“Even with a greenhouse, you cannot make plants bloom on demand or bend the seasons to suit your schedule. Nature has its own timetable. In a hurry-up world, where everything is scheduled for maximum efficiency, surrendering to the rhythms of nature can be therapeutic.” (Carl Honoré)
This time of year and in difficult seasons of life, the tendency to rush “to get through it” can become overwhelming. Lately, God has been reminding me about having peace in the process and what that looks like. For me it means letting go of my timeline for breakthrough and releasing control of hoped for outcomes. It means saying yes to the rhythms and timings of God and no to when and how and what I think is best.
If we’re all like a tree planted by streams of water that yield its fruit in season (Psalm 1), then regardless of the season and what external appearances show our roots and the essence of who we are remains constant. We may produce different fruit depending on the season, but our identity remains. A tree doesn’t change its species based on the season or weather. It remains the same but looks different throughout the year.
Regardless of the season we’re in when our roots remain in Christ’s love, everything else works itself out in the perfect time. I pray we’re all able to have patience in the process and see the beauty of every season whether it’s raw, bare winter, bright, budding spring, lush, full summer, or diverse, crisp autumn.
I was ready to clear out the dead herbs from these pots when my sister said, “I love the bare lines of dead plants.” So I’ve left them a little bit longer to enjoy the beauty of their stripped down form.
Every day the trees lose more leaves, I think about how beautiful their branches are especially when they’re etched in front of a blue sky.
There are moments when everything feels like it’s been stripped away and reduced to its rawest, purest form. Those are the times I love because when you reduce all the buzz, excitement, heartbreak, boredom you remember what it’s really all about.
It’s about relationship – with God, with myself, with my husband, with my kids, with family, with friends, with neighbors, with people who I will never meet.
And this is not always easy. But when you take away all the external stuff, it’s the only thing that counts.
How we love God, how we love ourselves, and how we love others.
A year ago I began this blog, Still Small Moments. It came from a desire to write as well as to encourage others to embrace their season, see miracles in the mundane, and not despise the small things that make up most of our lives.
When I thought about the things I wanted to write about, it all came down to life’s still small moments.
The still small moments that no one else sees but that over the hours, days, weeks, months, years begin to shape our lives.

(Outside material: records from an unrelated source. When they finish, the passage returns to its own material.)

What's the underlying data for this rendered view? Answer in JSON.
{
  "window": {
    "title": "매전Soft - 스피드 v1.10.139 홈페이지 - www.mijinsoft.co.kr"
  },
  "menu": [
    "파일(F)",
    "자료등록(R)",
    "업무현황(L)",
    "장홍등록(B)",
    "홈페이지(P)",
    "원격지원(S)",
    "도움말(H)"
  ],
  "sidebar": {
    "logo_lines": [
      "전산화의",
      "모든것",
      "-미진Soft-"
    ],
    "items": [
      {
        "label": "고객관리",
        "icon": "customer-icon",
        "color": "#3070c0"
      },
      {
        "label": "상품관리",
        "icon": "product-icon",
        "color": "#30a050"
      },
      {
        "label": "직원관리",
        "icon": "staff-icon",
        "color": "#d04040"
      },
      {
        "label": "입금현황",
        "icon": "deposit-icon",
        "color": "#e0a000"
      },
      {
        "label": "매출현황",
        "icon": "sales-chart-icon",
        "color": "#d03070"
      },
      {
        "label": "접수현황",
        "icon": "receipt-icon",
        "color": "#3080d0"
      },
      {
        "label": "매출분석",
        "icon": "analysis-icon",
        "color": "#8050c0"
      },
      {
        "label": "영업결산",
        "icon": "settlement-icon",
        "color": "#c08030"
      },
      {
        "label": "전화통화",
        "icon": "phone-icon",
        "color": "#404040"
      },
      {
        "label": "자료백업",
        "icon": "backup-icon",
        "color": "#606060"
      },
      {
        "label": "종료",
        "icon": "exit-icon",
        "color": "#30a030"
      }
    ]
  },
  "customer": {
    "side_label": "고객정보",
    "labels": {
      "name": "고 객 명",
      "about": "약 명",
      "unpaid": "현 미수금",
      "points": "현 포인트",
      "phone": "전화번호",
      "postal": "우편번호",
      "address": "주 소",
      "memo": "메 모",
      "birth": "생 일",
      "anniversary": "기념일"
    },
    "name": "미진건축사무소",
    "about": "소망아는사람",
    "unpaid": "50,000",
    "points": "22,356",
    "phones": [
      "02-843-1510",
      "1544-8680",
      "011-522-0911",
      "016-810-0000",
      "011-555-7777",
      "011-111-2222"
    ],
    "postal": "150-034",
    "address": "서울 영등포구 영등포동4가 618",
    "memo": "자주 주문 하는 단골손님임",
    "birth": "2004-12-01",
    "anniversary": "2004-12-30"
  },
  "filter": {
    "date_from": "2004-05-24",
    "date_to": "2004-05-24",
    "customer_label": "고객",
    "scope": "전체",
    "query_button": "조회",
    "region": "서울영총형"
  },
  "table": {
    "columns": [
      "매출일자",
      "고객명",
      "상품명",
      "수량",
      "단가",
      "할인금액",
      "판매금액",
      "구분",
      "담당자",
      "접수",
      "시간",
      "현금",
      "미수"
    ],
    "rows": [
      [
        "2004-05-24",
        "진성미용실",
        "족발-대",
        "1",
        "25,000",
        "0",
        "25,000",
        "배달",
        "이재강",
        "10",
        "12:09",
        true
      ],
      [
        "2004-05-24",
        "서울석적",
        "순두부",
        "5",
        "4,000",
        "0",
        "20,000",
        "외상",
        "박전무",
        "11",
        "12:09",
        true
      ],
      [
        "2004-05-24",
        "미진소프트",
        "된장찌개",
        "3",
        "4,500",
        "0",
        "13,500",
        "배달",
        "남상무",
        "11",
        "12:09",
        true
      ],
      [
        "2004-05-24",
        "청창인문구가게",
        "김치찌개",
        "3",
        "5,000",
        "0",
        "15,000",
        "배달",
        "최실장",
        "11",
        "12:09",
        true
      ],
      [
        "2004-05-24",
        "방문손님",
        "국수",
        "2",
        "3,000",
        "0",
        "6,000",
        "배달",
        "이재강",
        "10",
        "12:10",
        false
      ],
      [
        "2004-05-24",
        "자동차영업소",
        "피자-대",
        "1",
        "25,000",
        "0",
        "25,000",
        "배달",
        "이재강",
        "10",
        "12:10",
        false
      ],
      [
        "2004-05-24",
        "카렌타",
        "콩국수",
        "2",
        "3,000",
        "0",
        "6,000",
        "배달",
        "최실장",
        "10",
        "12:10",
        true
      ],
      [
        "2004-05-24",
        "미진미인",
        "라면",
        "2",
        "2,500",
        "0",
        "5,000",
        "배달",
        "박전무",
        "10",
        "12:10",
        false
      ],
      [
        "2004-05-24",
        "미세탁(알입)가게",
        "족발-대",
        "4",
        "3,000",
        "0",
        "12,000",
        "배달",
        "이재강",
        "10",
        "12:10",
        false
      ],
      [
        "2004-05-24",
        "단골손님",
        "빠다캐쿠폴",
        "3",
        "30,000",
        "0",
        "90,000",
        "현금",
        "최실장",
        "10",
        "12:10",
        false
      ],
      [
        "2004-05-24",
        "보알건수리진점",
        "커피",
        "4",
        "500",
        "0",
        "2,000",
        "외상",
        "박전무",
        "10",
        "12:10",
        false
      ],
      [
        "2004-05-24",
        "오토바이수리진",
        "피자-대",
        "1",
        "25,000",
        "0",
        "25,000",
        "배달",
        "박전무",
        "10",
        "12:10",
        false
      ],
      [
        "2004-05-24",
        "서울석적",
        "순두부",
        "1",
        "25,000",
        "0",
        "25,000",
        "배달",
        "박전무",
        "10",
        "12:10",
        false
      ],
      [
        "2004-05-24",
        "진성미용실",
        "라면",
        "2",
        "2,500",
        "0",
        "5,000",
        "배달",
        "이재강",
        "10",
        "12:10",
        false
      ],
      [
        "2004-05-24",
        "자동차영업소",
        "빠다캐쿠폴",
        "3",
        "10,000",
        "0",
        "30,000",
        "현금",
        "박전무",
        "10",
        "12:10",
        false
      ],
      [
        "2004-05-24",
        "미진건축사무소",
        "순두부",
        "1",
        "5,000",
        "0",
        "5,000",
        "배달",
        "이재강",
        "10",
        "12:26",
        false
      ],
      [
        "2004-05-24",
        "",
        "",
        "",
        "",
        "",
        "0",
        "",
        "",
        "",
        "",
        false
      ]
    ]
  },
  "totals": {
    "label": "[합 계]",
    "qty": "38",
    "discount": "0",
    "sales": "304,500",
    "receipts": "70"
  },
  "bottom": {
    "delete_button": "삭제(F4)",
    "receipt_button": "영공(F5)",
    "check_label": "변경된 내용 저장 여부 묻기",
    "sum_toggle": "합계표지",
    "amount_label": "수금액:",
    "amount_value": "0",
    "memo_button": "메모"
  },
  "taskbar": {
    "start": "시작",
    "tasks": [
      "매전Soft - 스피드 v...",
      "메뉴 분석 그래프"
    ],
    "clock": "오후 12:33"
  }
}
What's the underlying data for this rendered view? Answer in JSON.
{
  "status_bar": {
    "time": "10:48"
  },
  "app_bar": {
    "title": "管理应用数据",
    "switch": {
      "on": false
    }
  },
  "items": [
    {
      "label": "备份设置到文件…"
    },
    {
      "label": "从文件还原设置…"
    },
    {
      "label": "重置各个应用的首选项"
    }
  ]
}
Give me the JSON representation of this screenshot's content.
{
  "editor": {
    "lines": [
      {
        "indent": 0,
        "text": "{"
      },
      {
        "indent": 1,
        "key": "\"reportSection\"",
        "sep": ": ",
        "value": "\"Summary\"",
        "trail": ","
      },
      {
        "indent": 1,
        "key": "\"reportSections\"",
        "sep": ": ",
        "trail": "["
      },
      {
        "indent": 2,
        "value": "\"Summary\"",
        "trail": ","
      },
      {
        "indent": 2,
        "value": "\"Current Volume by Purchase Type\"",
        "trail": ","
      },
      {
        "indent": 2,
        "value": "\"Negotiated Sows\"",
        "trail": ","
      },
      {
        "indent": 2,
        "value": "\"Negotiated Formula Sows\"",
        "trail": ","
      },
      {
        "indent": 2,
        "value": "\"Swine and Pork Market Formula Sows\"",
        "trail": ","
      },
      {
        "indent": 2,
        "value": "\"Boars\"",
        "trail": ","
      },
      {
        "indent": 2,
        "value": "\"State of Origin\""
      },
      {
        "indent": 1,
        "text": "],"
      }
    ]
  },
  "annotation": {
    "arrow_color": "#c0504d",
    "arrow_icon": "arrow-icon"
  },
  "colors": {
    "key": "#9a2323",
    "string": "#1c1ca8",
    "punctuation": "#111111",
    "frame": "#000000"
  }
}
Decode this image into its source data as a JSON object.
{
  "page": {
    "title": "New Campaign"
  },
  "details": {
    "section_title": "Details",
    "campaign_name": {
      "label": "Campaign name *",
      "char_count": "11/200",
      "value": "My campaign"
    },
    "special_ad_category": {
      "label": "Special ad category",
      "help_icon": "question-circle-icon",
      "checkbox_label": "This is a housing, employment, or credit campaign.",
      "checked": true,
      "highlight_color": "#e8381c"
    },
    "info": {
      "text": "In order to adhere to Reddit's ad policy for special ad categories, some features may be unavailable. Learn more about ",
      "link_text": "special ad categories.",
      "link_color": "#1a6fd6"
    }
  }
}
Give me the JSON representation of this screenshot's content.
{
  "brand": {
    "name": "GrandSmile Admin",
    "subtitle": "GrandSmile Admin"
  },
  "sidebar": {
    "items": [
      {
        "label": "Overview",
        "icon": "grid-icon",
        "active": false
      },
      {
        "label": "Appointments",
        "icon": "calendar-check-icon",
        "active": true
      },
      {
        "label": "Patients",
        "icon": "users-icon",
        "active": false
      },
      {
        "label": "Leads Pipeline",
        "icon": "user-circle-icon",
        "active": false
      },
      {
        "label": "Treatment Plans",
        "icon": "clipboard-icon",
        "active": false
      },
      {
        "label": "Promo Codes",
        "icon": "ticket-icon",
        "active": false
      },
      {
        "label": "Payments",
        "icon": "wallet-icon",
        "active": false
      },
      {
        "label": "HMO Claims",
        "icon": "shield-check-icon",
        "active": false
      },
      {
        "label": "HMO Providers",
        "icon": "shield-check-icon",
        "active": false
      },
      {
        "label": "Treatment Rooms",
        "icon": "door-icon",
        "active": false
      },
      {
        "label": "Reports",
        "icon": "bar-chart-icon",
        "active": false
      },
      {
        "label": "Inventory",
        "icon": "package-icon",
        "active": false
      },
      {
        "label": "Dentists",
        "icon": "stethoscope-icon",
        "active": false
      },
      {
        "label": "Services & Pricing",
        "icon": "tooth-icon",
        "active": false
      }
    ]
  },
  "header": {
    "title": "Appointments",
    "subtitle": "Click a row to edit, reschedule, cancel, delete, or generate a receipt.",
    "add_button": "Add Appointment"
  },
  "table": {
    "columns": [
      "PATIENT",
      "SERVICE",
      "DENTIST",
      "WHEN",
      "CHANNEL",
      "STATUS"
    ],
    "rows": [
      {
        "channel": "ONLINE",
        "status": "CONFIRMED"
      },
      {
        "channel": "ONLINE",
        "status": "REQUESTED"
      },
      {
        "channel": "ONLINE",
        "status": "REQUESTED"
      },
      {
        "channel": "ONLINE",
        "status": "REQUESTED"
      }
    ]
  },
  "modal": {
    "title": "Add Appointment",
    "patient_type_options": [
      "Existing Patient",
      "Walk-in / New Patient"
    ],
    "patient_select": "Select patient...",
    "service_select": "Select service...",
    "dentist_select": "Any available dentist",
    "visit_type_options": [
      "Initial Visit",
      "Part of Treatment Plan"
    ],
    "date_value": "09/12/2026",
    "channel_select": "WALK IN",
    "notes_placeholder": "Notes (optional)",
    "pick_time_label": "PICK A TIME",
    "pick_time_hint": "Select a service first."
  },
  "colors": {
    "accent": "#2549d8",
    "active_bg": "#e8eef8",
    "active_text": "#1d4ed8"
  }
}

While we all experience the big momentous thunder and earthquake moments that provoke a sudden and immediate shift, most of our lives are composed of still small moments and what we do with them determines how we live out our lives.
It’s the little decisions we make, the tiny thoughts we have, the small habits that add up over time and ultimately make us who we are.
Maybe it’s a reaction to the overstimulation of social media, the constant buzz of the phone, and barrage of heartbreaking news. In the midst of everyday life as well as tragedy, I want to make room for the still small moments, to embrace the stillness of watching a robin eat a worm, listen to music without doing anything else, read books to my kids, eat delicious food, and watch the sunrise and sunset. More than anything, through writing I want to celebrate the state of being still.
I write to capture the still small moments and to inspire you to look for your own still small moments in the season you’re in.
Be faithful in small things because it is in them that your strength lies. –Mother Teresa